▶ _TASK GOAL_
For this exercise, print only the lines from the one containing "What data populates" through the end of the material below, exactly as given.

START RECORDS PROVIDED

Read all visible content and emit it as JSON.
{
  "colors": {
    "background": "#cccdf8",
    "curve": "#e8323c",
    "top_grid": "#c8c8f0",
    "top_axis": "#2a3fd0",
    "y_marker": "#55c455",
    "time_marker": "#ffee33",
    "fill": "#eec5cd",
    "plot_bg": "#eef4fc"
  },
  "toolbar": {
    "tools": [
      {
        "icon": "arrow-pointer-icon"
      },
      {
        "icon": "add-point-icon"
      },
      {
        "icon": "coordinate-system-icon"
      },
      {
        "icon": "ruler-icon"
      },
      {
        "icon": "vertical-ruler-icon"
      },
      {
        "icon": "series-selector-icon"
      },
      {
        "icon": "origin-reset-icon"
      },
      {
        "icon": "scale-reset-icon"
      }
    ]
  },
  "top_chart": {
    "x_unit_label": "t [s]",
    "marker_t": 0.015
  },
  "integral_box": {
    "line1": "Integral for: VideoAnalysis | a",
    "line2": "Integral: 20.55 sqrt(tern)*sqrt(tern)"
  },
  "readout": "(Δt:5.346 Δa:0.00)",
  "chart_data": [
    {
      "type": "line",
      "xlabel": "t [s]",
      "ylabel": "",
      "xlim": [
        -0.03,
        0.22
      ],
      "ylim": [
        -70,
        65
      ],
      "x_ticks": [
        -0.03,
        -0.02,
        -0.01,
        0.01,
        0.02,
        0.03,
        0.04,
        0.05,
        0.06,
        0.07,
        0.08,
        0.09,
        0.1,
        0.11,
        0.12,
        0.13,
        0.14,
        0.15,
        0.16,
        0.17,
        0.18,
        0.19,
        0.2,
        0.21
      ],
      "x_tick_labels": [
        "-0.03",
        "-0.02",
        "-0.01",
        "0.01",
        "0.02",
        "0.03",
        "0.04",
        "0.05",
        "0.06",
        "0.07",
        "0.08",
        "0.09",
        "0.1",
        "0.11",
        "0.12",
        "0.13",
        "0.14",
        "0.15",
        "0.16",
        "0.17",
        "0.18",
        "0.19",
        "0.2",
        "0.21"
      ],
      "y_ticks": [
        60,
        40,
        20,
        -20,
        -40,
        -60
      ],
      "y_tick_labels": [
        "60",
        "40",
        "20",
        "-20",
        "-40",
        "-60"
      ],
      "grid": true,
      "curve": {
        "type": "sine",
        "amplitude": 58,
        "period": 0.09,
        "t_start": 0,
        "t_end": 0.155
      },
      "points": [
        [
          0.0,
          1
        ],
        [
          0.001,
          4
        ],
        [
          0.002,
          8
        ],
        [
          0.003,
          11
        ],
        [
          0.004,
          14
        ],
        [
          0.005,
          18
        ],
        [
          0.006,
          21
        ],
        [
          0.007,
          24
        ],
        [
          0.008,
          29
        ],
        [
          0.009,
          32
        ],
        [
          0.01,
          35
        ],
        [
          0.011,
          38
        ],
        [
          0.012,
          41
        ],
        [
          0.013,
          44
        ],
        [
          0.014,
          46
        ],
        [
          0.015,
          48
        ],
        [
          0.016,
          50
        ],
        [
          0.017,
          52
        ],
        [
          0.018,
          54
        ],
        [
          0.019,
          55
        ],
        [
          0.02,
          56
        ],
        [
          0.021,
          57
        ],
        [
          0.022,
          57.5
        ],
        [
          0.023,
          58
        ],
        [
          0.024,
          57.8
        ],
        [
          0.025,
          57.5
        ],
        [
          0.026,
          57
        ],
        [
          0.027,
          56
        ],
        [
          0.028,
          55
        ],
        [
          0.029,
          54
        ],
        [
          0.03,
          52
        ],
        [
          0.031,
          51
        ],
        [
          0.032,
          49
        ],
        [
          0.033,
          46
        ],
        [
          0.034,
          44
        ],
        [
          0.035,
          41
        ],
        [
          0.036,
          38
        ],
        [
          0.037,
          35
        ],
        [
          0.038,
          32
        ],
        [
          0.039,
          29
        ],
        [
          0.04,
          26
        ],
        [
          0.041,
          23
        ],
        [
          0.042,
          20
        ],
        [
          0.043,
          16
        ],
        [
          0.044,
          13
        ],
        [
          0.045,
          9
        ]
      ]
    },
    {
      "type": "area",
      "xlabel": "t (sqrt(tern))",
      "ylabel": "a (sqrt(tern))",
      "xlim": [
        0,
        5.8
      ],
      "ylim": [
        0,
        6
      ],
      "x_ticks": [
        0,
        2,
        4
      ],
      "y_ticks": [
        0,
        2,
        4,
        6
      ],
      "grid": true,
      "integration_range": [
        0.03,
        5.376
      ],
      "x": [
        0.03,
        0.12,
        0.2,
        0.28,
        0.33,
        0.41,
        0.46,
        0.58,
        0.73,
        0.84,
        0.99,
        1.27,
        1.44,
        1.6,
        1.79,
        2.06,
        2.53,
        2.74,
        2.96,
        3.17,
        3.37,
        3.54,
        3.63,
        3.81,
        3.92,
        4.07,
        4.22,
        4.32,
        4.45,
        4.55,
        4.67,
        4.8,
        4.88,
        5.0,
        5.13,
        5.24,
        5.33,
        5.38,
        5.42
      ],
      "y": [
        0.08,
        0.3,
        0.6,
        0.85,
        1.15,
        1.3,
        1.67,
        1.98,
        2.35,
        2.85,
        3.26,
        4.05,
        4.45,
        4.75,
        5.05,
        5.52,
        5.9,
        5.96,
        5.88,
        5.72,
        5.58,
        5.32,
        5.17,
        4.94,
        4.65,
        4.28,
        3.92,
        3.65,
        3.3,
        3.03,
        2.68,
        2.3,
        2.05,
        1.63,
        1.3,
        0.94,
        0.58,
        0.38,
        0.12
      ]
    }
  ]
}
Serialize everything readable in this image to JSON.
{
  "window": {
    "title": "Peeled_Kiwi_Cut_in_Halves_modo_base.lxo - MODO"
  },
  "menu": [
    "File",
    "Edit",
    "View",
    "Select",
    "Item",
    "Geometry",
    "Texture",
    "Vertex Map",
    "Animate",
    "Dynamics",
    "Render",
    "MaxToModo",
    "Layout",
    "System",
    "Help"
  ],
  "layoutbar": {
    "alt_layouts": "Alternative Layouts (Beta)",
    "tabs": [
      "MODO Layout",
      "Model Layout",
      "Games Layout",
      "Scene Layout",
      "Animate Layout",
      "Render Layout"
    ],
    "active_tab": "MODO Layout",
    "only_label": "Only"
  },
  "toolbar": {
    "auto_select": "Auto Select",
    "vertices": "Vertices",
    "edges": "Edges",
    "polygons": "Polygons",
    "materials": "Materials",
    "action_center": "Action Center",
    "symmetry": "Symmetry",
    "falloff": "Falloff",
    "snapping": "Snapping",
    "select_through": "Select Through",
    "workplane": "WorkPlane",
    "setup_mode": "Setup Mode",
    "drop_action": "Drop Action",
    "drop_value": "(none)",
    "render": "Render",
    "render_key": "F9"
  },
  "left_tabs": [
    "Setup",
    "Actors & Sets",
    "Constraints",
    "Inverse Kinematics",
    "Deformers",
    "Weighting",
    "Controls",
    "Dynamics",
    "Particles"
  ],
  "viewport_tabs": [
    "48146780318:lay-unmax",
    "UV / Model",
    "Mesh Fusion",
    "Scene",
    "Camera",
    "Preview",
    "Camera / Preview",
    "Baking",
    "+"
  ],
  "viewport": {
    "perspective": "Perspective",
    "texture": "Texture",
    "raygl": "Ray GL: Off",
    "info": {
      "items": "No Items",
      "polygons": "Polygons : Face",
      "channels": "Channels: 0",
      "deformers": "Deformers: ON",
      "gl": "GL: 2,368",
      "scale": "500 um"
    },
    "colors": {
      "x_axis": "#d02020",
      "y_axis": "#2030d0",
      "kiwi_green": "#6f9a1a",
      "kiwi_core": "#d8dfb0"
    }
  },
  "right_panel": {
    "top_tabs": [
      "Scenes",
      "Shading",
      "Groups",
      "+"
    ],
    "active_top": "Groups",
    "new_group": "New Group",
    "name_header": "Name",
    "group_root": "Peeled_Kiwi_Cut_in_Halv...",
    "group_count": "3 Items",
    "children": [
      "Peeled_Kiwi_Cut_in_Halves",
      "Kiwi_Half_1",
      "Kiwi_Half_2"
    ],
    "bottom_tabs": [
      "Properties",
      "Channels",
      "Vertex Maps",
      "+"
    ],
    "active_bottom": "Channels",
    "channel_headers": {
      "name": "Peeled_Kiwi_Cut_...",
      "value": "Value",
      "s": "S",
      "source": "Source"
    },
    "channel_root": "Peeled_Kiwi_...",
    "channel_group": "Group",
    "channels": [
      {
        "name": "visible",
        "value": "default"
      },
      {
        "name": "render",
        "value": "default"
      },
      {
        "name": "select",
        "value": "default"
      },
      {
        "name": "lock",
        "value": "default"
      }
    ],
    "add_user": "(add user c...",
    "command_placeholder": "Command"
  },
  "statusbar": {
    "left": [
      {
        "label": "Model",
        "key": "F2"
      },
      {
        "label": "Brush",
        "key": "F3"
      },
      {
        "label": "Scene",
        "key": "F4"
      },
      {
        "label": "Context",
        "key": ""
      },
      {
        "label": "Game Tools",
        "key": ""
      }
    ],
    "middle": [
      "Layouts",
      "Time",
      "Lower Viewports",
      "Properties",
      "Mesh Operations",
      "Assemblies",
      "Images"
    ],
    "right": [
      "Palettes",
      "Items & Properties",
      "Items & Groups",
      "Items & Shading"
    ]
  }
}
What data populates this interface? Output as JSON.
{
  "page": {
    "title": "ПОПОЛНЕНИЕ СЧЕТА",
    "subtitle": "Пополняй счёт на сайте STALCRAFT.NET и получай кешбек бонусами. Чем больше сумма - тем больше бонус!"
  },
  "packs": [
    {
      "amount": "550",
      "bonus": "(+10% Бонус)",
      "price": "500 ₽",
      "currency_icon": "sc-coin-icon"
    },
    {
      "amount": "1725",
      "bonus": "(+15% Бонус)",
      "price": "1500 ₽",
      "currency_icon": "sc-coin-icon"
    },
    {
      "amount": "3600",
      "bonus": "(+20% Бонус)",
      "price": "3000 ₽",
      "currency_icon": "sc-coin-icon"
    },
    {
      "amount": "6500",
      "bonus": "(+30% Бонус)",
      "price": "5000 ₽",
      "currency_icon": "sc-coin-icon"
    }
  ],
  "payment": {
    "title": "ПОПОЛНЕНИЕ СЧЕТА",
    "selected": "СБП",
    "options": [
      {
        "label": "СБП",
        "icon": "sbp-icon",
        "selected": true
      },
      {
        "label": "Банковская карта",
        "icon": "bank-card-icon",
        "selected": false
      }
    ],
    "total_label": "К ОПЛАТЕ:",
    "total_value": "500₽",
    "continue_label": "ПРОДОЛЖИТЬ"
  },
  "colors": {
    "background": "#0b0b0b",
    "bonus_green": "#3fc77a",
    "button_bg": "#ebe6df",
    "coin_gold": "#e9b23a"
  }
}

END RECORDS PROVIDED

▶ _OUTPUT FOR THIS EXERCISE_
What data populates this interface? Output as JSON.
{
  "page": {
    "title": "ПОПОЛНЕНИЕ СЧЕТА",
    "subtitle": "Пополняй счёт на сайте STALCRAFT.NET и получай кешбек бонусами. Чем больше сумма - тем больше бонус!"
  },
  "packs": [
    {
      "amount": "550",
      "bonus": "(+10% Бонус)",
      "price": "500 ₽",
      "currency_icon": "sc-coin-icon"
    },
    {
      "amount": "1725",
      "bonus": "(+15% Бонус)",
      "price": "1500 ₽",
      "currency_icon": "sc-coin-icon"
    },
    {
      "amount": "3600",
      "bonus": "(+20% Бонус)",
      "price": "3000 ₽",
      "currency_icon": "sc-coin-icon"
    },
    {
      "amount": "6500",
      "bonus": "(+30% Бонус)",
      "price": "5000 ₽",
      "currency_icon": "sc-coin-icon"
    }
  ],
  "payment": {
    "title": "ПОПОЛНЕНИЕ СЧЕТА",
    "selected": "СБП",
    "options": [
      {
        "label": "СБП",
        "icon": "sbp-icon",
        "selected": true
      },
      {
        "label": "Банковская карта",
        "icon": "bank-card-icon",
        "selected": false
      }
    ],
    "total_label": "К ОПЛАТЕ:",
    "total_value": "500₽",
    "continue_label": "ПРОДОЛЖИТЬ"
  },
  "colors": {
    "background": "#0b0b0b",
    "bonus_green": "#3fc77a",
    "button_bg": "#ebe6df",
    "coin_gold": "#e9b23a"
  }
}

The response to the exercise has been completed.